Assigned task » Keep only the lines of the data below that contain "Microsoft", and copy them.

Items from a data source:
--

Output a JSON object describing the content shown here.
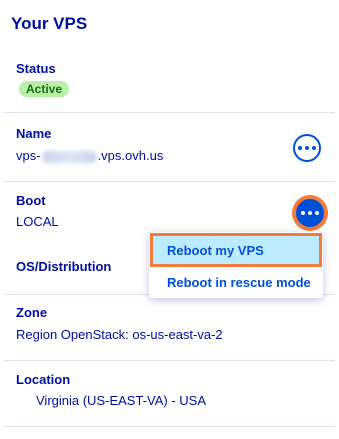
{
  "panel": {
    "title": "Your VPS"
  },
  "status": {
    "label": "Status",
    "badge": "Active"
  },
  "name": {
    "label": "Name",
    "prefix": "vps-",
    "suffix": ".vps.ovh.us"
  },
  "boot": {
    "label": "Boot",
    "value": "LOCAL"
  },
  "os": {
    "label": "OS/Distribution"
  },
  "zone": {
    "label": "Zone",
    "value": "Region OpenStack: os-us-east-va-2"
  },
  "location": {
    "label": "Location",
    "value": "Virginia (US-EAST-VA) - USA"
  },
  "boot_menu": {
    "items": [
      "Reboot my VPS",
      "Reboot in rescue mode"
    ]
  },
  "colors": {
    "text": "#000e9c",
    "accent": "#0050d7",
    "badge_bg": "#b8f0a8",
    "highlight": "#f27a3a",
    "menu_hover": "#bdebff"
  },
  "icons": {
    "more_actions": "ellipsis-icon"
  }
}
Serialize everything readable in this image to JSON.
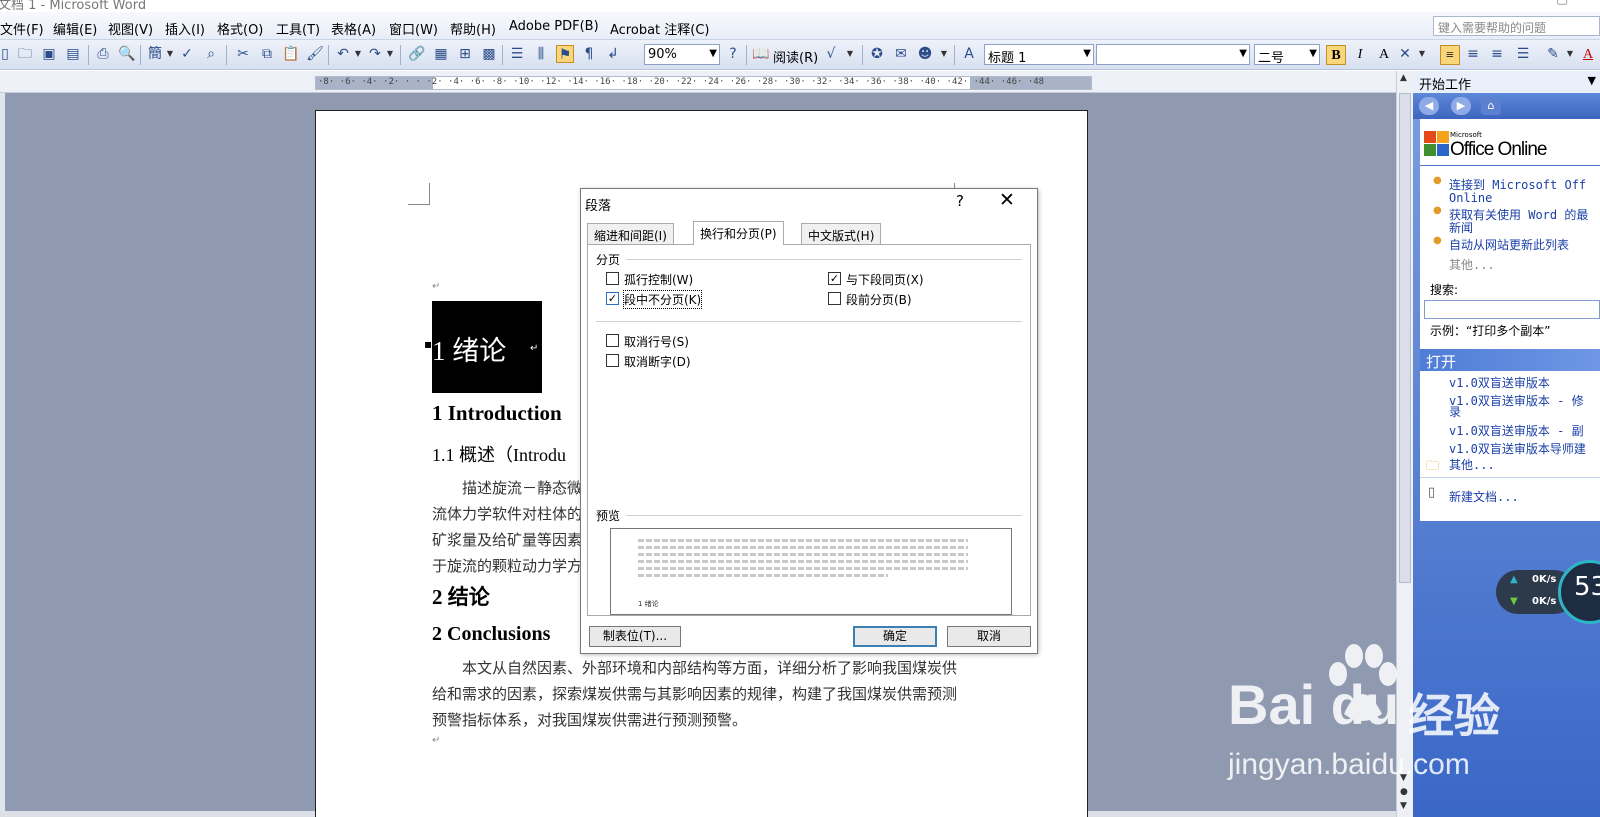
{
  "app": {
    "title": "文档 1 - Microsoft Word",
    "window_controls": [
      "–",
      "▢"
    ]
  },
  "menubar": {
    "items": [
      "文件(F)",
      "编辑(E)",
      "视图(V)",
      "插入(I)",
      "格式(O)",
      "工具(T)",
      "表格(A)",
      "窗口(W)",
      "帮助(H)",
      "Adobe PDF(B)",
      "Acrobat 注释(C)"
    ],
    "help_placeholder": "键入需要帮助的问题"
  },
  "toolbar": {
    "zoom": "90%",
    "read_label": "阅读(R)",
    "style": "标题 1",
    "font": "",
    "font_size": "二号",
    "bold": "B",
    "italic": "I",
    "font_color": "A"
  },
  "ruler": {
    "ticks": "·8· ·6· ·4· ·2· ·  · ·2· ·4· ·6· ·8· ·10· ·12· ·14· ·16· ·18· ·20· ·22· ·24· ·26· ·28· ·30· ·32· ·34· ·36· ·38· ·40· ·42· ·44· ·46· ·48"
  },
  "document": {
    "heading1": "1  绪论",
    "heading1_en": "1 Introduction",
    "heading2": "1.1  概述（Introdu",
    "para1_lines": [
      "描述旋流－静态微",
      "流体力学软件对柱体的",
      "矿浆量及给矿量等因素",
      "于旋流的颗粒动力学方"
    ],
    "heading_conclusion": "2  结论",
    "heading_conclusion_en": "2 Conclusions",
    "para2_lines": [
      "本文从自然因素、外部环境和内部结构等方面，详细分析了影响我国煤炭供",
      "给和需求的因素，探索煤炭供需与其影响因素的规律，构建了我国煤炭供需预测",
      "预警指标体系，对我国煤炭供需进行预测预警。"
    ],
    "para_mark": "↵"
  },
  "dialog": {
    "title": "段落",
    "help": "?",
    "close": "✕",
    "tabs": [
      "缩进和间距(I)",
      "换行和分页(P)",
      "中文版式(H)"
    ],
    "active_tab": 1,
    "group_pagination": "分页",
    "options": {
      "widow_control": {
        "label": "孤行控制(W)",
        "checked": false
      },
      "keep_with_next": {
        "label": "与下段同页(X)",
        "checked": true
      },
      "keep_lines_together": {
        "label": "段中不分页(K)",
        "checked": true
      },
      "page_break_before": {
        "label": "段前分页(B)",
        "checked": false
      },
      "suppress_line_numbers": {
        "label": "取消行号(S)",
        "checked": false
      },
      "dont_hyphenate": {
        "label": "取消断字(D)",
        "checked": false
      }
    },
    "preview_label": "预览",
    "preview_sample": "1 绪论",
    "tabs_button": "制表位(T)...",
    "ok_button": "确定",
    "cancel_button": "取消"
  },
  "taskpane": {
    "title": "开始工作",
    "office_online": "Office Online",
    "office_small": "Microsoft",
    "links": [
      [
        "连接到 Microsoft Off",
        "Online"
      ],
      [
        "获取有关使用 Word 的最",
        "新闻"
      ],
      [
        "自动从网站更新此列表"
      ]
    ],
    "more": "其他...",
    "search_label": "搜索:",
    "example": "示例：“打印多个副本”",
    "open_title": "打开",
    "recent": [
      [
        "v1.0双盲送审版本"
      ],
      [
        "v1.0双盲送审版本 - 修",
        "录"
      ],
      [
        "v1.0双盲送审版本 - 副"
      ],
      [
        "v1.0双盲送审版本导师建"
      ]
    ],
    "open_more": "其他...",
    "new_doc": "新建文档..."
  },
  "speed_widget": {
    "up": "0K/s",
    "down": "0K/s",
    "value": "53"
  },
  "watermark": {
    "brand": "Bai du",
    "cn": "经验",
    "url": "jingyan.baidu.com"
  }
}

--

Task response »
    "title": "文档 1 - Microsoft Word",
    "office_small": "Microsoft",
        "连接到 Microsoft Off",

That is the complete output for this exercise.